When the Cubs finally reached the land of milk and honey, they turned it into a raging river of champagne and beer. This was the night Bryant promised he would join them in the bacchanalia. “His parents never really drank,” Jess says about his sobriety, “and when I asked him once about it, he said, ‘I have no interest.’”
As for the truth of what really happened that night after Game 7, let Bryant explain:
“We win the World Series and...” he says, pausing for effect, “I still didn’t do it. I didn’t keep up my end of the bargain.
“It was such a big moment, but I just felt like I don’t need to change who I am. I was the same person that got me to this point, so why do I have to be a different person after that?
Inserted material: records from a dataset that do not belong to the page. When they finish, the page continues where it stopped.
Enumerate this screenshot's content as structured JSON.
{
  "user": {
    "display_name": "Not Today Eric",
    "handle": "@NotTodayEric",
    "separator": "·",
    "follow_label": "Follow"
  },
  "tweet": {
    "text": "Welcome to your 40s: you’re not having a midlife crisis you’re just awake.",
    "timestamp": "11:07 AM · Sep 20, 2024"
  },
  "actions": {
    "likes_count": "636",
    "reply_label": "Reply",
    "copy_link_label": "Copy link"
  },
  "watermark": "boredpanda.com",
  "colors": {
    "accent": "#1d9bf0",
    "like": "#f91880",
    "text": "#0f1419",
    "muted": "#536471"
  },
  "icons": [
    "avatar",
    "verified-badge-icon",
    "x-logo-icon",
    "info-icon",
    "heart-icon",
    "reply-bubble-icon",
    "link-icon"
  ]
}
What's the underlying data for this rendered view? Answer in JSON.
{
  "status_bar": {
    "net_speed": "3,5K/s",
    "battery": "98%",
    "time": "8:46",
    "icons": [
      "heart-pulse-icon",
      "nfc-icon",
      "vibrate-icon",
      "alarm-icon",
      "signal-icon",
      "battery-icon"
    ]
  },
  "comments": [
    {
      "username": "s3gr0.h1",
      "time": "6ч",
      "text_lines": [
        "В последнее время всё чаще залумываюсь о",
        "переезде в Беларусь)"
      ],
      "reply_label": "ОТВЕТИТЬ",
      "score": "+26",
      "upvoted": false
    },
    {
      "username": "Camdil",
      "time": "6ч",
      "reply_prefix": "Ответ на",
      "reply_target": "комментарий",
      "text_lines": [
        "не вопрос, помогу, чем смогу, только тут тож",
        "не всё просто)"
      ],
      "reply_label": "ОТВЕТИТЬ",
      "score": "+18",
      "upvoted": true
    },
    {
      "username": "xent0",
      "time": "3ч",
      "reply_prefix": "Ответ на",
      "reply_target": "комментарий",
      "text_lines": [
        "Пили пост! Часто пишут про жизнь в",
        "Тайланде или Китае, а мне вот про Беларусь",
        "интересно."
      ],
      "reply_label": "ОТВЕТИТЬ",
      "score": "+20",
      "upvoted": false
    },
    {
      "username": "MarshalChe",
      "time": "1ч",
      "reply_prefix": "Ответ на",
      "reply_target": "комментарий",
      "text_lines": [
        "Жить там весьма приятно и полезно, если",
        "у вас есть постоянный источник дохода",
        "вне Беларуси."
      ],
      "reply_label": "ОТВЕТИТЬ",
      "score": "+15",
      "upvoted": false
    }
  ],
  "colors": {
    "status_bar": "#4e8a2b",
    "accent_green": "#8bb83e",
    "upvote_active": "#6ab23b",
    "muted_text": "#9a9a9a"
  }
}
It just didn’t make sense to me.”
If The Cage was the best place to begin this true story, the wet clubhouse on the night of Game 7 is the best place to end it. The Cubs’ wait took so long that in geochronology terms, it feels like the turning of an epoch in baseball, Pleistocene to Holocene. On this side, the Cubs are not only winners, they are also the hottest commodity in baseball, which means the sirens of celebrity call to them. Even Bryant admits, “I feel like where we’re at with this team right now, I have to have my dad’s personality a little bit—be a little more outgoing, more talkative. But if I had a choice, I wouldn’t say much. That’s my mom: Only say something when it needs to be said.”
On this side of history, the future of baseball goes through Chicago, and specifically through its crown prince. It sounds as equal a burden as an honor. But ask yourself this: If Mike and Susie’s kid didn’t change the night the Cubs won the World Series, why is he going to change now?
“I’m not,” Bryant said. “I don’t care to be any different. I have my corner and my comfort zone that I stick to. It’s always been that way and always will.”